■ **REQUIRED WORK**
All entries below must be given again word for word.

(Data about app and page elements)
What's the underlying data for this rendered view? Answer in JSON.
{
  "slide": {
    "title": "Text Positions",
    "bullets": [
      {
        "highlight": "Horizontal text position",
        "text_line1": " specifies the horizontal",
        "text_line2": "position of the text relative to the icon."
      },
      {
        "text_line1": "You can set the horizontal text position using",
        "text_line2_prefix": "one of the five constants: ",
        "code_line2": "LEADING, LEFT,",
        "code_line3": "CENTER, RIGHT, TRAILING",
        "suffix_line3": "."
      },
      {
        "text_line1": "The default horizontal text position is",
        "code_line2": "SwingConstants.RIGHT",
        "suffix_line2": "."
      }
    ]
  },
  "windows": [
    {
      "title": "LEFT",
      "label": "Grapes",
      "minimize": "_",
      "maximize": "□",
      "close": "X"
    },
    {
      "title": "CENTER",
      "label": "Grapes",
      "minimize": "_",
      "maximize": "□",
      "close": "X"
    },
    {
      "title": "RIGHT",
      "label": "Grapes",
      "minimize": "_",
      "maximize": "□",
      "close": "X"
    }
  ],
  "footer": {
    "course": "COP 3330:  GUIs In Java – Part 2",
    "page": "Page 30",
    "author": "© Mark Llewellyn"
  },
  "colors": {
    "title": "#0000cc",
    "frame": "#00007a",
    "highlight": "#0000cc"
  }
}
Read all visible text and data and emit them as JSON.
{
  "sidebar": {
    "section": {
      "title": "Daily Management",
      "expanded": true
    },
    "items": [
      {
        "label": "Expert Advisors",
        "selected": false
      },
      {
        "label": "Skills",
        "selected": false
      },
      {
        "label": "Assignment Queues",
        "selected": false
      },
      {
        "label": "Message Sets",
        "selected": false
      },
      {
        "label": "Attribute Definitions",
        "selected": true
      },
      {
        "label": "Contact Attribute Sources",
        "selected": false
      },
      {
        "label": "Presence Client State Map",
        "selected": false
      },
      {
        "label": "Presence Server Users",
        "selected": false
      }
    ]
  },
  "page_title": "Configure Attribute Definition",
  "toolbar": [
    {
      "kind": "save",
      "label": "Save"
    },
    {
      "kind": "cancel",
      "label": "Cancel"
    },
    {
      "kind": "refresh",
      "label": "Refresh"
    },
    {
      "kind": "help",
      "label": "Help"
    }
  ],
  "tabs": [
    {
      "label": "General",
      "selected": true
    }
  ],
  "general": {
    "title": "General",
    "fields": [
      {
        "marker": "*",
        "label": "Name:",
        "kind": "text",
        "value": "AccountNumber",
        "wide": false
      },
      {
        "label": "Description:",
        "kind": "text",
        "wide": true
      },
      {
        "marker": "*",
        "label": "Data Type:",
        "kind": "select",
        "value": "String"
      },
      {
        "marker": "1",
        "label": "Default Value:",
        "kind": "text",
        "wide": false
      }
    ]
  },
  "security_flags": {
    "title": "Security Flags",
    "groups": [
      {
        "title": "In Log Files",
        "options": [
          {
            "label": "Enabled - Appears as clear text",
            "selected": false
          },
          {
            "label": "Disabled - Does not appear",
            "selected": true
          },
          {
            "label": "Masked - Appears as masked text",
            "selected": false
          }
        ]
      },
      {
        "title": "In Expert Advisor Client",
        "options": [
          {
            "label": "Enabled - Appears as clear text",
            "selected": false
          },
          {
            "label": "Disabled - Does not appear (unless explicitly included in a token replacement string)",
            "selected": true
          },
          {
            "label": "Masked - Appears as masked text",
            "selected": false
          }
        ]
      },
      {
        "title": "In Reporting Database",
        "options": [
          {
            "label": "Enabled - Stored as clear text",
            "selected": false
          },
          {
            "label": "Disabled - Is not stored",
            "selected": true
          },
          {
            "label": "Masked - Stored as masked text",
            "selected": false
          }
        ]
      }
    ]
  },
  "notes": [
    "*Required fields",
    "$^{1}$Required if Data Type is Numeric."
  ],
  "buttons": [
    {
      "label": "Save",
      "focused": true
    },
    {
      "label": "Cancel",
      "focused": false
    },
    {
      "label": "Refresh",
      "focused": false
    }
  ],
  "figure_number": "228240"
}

■ **ANSWER TO THIS TASK**
What's the underlying data for this rendered view? Answer in JSON.
{
  "slide": {
    "title": "Text Positions",
    "bullets": [
      {
        "highlight": "Horizontal text position",
        "text_line1": " specifies the horizontal",
        "text_line2": "position of the text relative to the icon."
      },
      {
        "text_line1": "You can set the horizontal text position using",
        "text_line2_prefix": "one of the five constants: ",
        "code_line2": "LEADING, LEFT,",
        "code_line3": "CENTER, RIGHT, TRAILING",
        "suffix_line3": "."
      },
      {
        "text_line1": "The default horizontal text position is",
        "code_line2": "SwingConstants.RIGHT",
        "suffix_line2": "."
      }
    ]
  },
  "windows": [
    {
      "title": "LEFT",
      "label": "Grapes",
      "minimize": "_",
      "maximize": "□",
      "close": "X"
    },
    {
      "title": "CENTER",
      "label": "Grapes",
      "minimize": "_",
      "maximize": "□",
      "close": "X"
    },
    {
      "title": "RIGHT",
      "label": "Grapes",
      "minimize": "_",
      "maximize": "□",
      "close": "X"
    }
  ],
  "footer": {
    "course": "COP 3330:  GUIs In Java – Part 2",
    "page": "Page 30",
    "author": "© Mark Llewellyn"
  },
  "colors": {
    "title": "#0000cc",
    "frame": "#00007a",
    "highlight": "#0000cc"
  }
}
Read all visible text and data and emit them as JSON.
{
  "sidebar": {
    "section": {
      "title": "Daily Management",
      "expanded": true
    },
    "items": [
      {
        "label": "Expert Advisors",
        "selected": false
      },
      {
        "label": "Skills",
        "selected": false
      },
      {
        "label": "Assignment Queues",
        "selected": false
      },
      {
        "label": "Message Sets",
        "selected": false
      },
      {
        "label": "Attribute Definitions",
        "selected": true
      },
      {
        "label": "Contact Attribute Sources",
        "selected": false
      },
      {
        "label": "Presence Client State Map",
        "selected": false
      },
      {
        "label": "Presence Server Users",
        "selected": false
      }
    ]
  },
  "page_title": "Configure Attribute Definition",
  "toolbar": [
    {
      "kind": "save",
      "label": "Save"
    },
    {
      "kind": "cancel",
      "label": "Cancel"
    },
    {
      "kind": "refresh",
      "label": "Refresh"
    },
    {
      "kind": "help",
      "label": "Help"
    }
  ],
  "tabs": [
    {
      "label": "General",
      "selected": true
    }
  ],
  "general": {
    "title": "General",
    "fields": [
      {
        "marker": "*",
        "label": "Name:",
        "kind": "text",
        "value": "AccountNumber",
        "wide": false
      },
      {
        "label": "Description:",
        "kind": "text",
        "wide": true
      },
      {
        "marker": "*",
        "label": "Data Type:",
        "kind": "select",
        "value": "String"
      },
      {
        "marker": "1",
        "label": "Default Value:",
        "kind": "text",
        "wide": false
      }
    ]
  },
  "security_flags": {
    "title": "Security Flags",
    "groups": [
      {
        "title": "In Log Files",
        "options": [
          {
            "label": "Enabled - Appears as clear text",
            "selected": false
          },
          {
            "label": "Disabled - Does not appear",
            "selected": true
          },
          {
            "label": "Masked - Appears as masked text",
            "selected": false
          }
        ]
      },
      {
        "title": "In Expert Advisor Client",
        "options": [
          {
            "label": "Enabled - Appears as clear text",
            "selected": false
          },
          {
            "label": "Disabled - Does not appear (unless explicitly included in a token replacement string)",
            "selected": true
          },
          {
            "label": "Masked - Appears as masked text",
            "selected": false
          }
        ]
      },
      {
        "title": "In Reporting Database",
        "options": [
          {
            "label": "Enabled - Stored as clear text",
            "selected": false
          },
          {
            "label": "Disabled - Is not stored",
            "selected": true
          },
          {
            "label": "Masked - Stored as masked text",
            "selected": false
          }
        ]
      }
    ]
  },
  "notes": [
    "*Required fields",
    "$^{1}$Required if Data Type is Numeric."
  ],
  "buttons": [
    {
      "label": "Save",
      "focused": true
    },
    {
      "label": "Cancel",
      "focused": false
    },
    {
      "label": "Refresh",
      "focused": false
    }
  ],
  "figure_number": "228240"
}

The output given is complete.